> **ACTIVITY**
State only the number of lines below where the word "Arrange" is found.

> **RECORD SET**
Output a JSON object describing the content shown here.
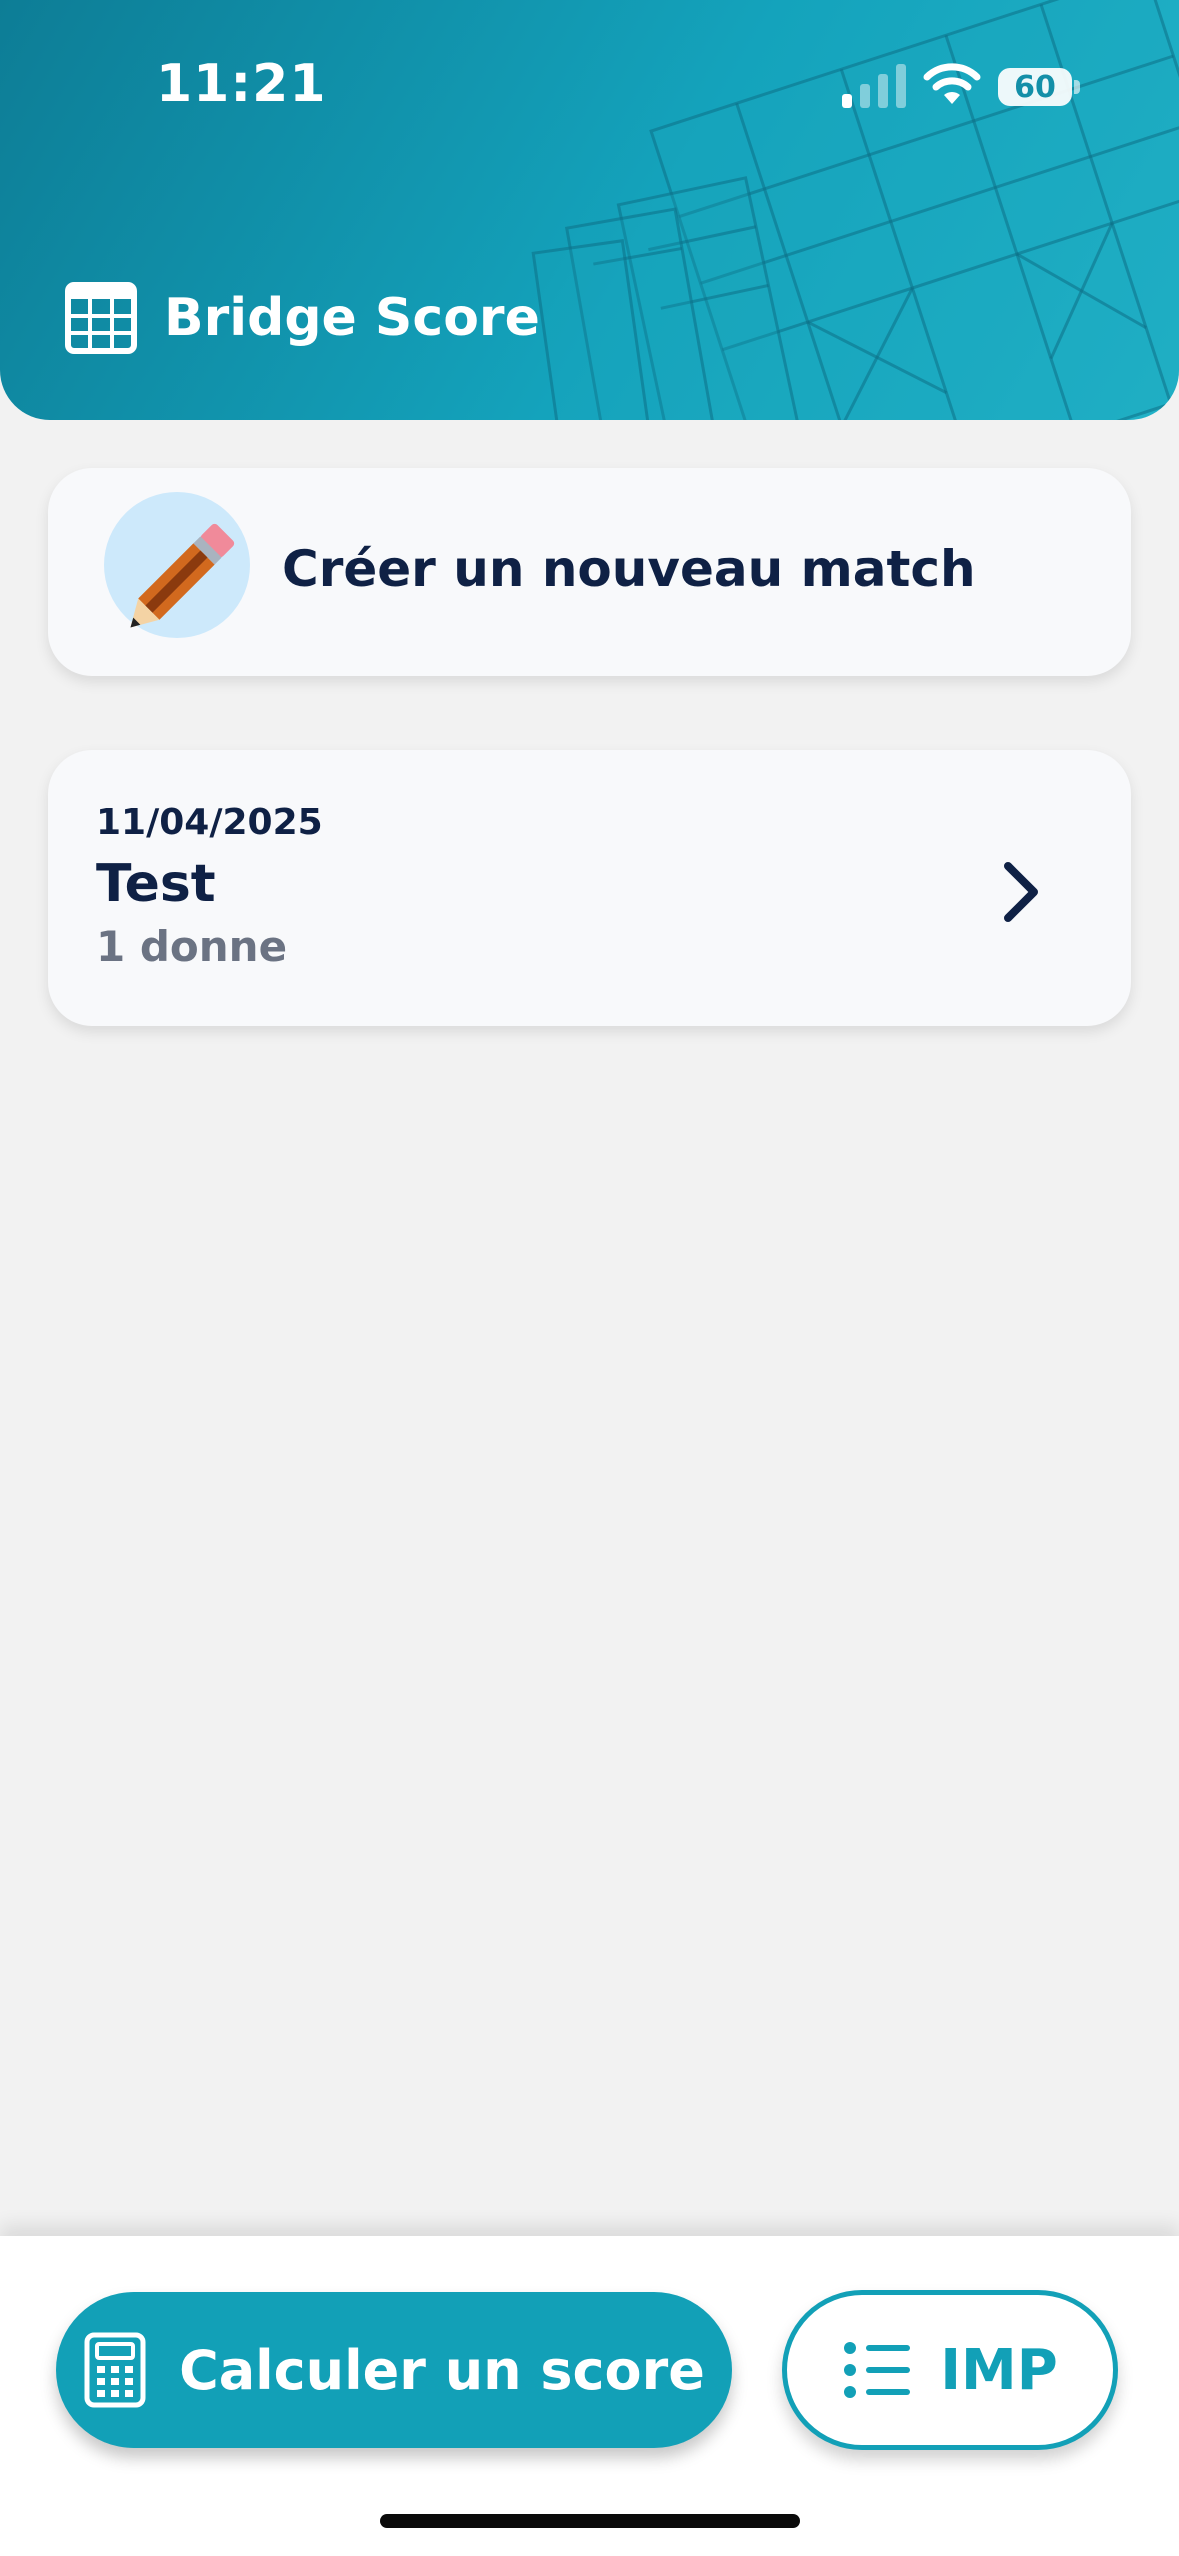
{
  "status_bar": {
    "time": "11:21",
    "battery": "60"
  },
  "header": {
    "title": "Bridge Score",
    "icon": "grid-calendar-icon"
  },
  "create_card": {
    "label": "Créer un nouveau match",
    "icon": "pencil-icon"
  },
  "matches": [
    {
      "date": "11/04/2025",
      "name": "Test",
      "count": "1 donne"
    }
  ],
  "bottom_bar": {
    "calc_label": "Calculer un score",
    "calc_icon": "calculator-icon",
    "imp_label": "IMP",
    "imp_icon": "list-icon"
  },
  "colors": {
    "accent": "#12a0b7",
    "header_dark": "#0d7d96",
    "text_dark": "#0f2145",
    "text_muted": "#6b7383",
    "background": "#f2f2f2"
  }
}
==
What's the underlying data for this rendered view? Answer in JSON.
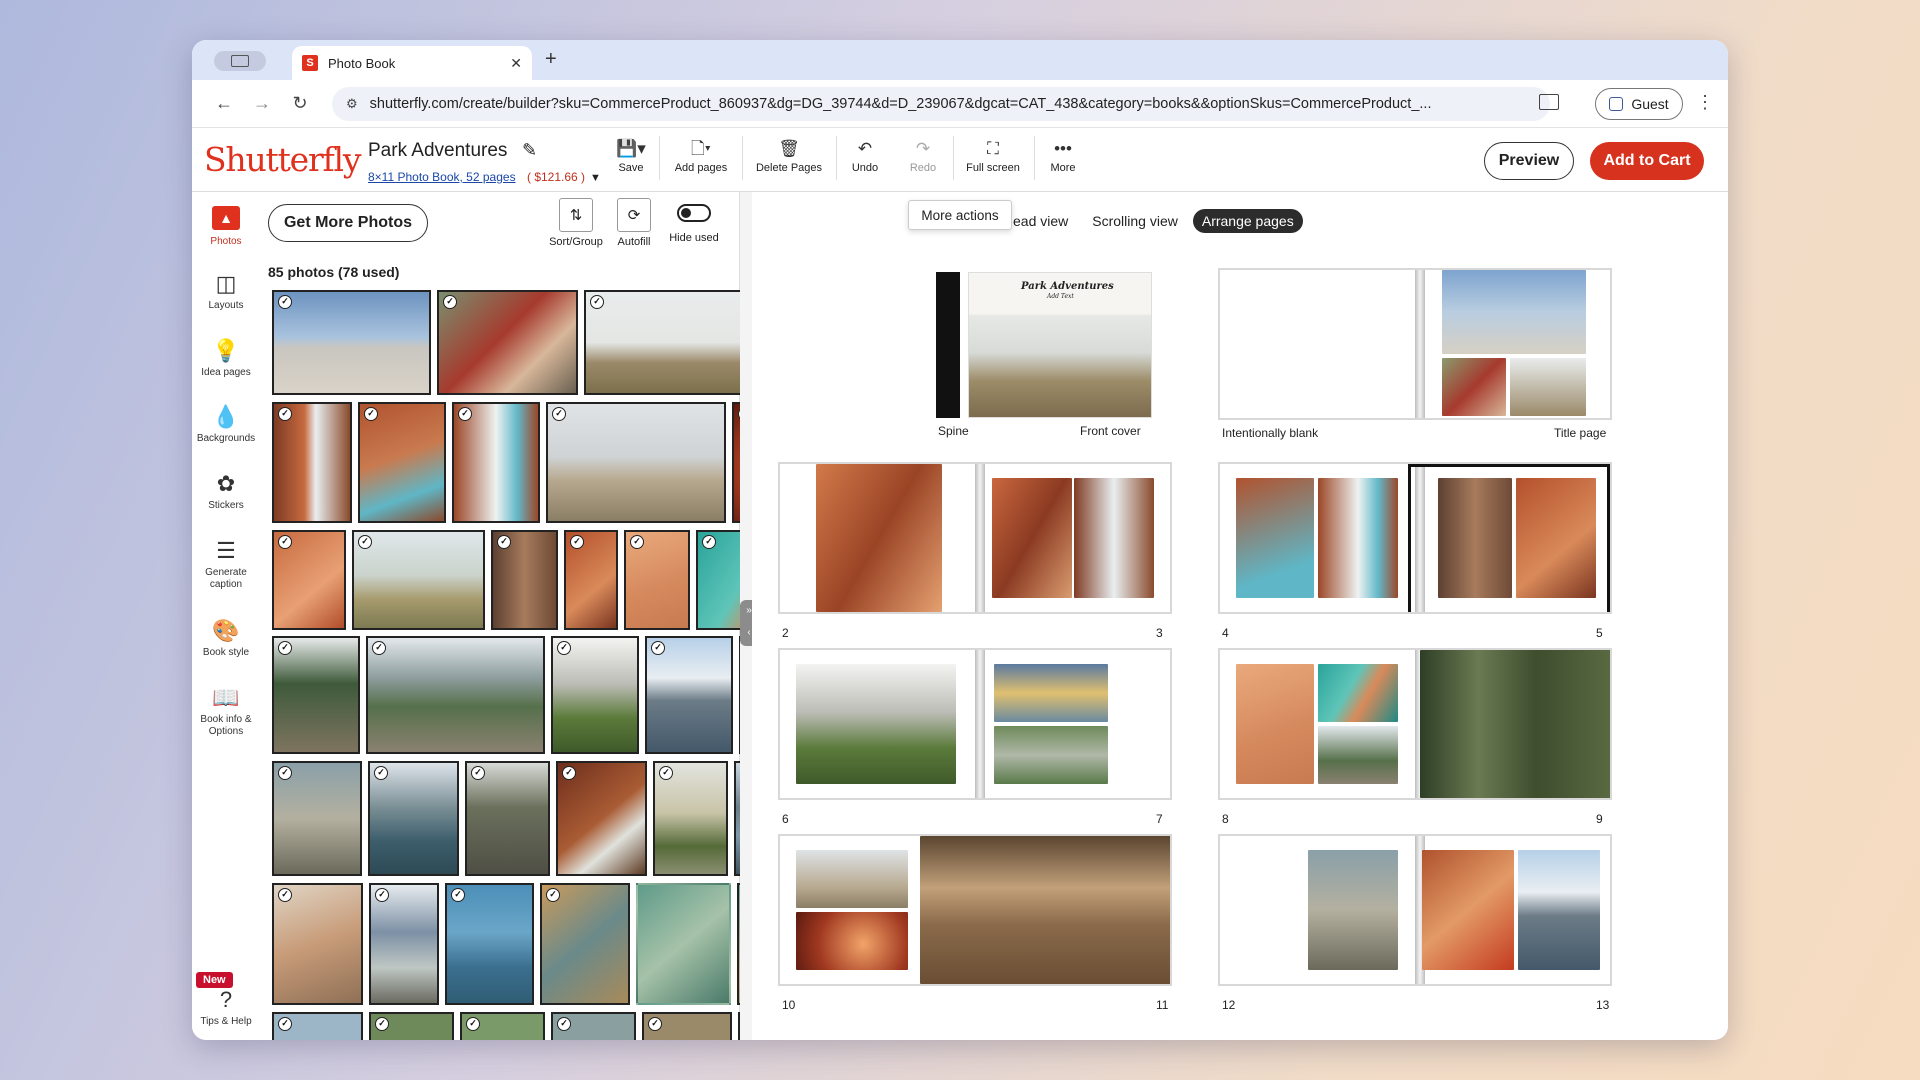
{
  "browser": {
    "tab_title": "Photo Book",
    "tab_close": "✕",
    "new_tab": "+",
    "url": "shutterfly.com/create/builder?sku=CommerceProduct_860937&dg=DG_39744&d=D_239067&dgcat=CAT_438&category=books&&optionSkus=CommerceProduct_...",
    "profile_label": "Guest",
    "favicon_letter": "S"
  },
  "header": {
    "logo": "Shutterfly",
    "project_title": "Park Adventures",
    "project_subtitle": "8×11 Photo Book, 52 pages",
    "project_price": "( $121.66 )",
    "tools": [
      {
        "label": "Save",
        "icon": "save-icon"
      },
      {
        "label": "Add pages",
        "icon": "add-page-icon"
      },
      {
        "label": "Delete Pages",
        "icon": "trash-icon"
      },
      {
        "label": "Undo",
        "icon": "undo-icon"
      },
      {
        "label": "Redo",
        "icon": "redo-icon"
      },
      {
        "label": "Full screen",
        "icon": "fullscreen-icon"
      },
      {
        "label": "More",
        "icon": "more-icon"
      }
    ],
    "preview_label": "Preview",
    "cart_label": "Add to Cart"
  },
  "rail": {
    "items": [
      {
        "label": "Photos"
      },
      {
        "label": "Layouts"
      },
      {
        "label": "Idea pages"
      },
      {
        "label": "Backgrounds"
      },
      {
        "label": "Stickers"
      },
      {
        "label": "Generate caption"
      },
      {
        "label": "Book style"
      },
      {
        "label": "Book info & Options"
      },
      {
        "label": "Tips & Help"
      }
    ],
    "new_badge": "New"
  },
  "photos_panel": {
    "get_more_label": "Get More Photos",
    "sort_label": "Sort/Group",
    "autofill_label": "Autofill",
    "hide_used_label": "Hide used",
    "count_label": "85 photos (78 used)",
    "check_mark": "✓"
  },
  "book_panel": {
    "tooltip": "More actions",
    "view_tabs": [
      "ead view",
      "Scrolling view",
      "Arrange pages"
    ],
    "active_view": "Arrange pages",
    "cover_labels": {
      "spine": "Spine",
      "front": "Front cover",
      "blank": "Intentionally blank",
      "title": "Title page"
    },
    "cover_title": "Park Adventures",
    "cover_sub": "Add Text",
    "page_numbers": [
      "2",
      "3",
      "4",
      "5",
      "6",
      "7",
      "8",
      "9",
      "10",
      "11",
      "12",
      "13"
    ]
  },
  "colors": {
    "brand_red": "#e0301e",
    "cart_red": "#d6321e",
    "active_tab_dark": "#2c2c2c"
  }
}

> **EXERCISE RESPONSE**
2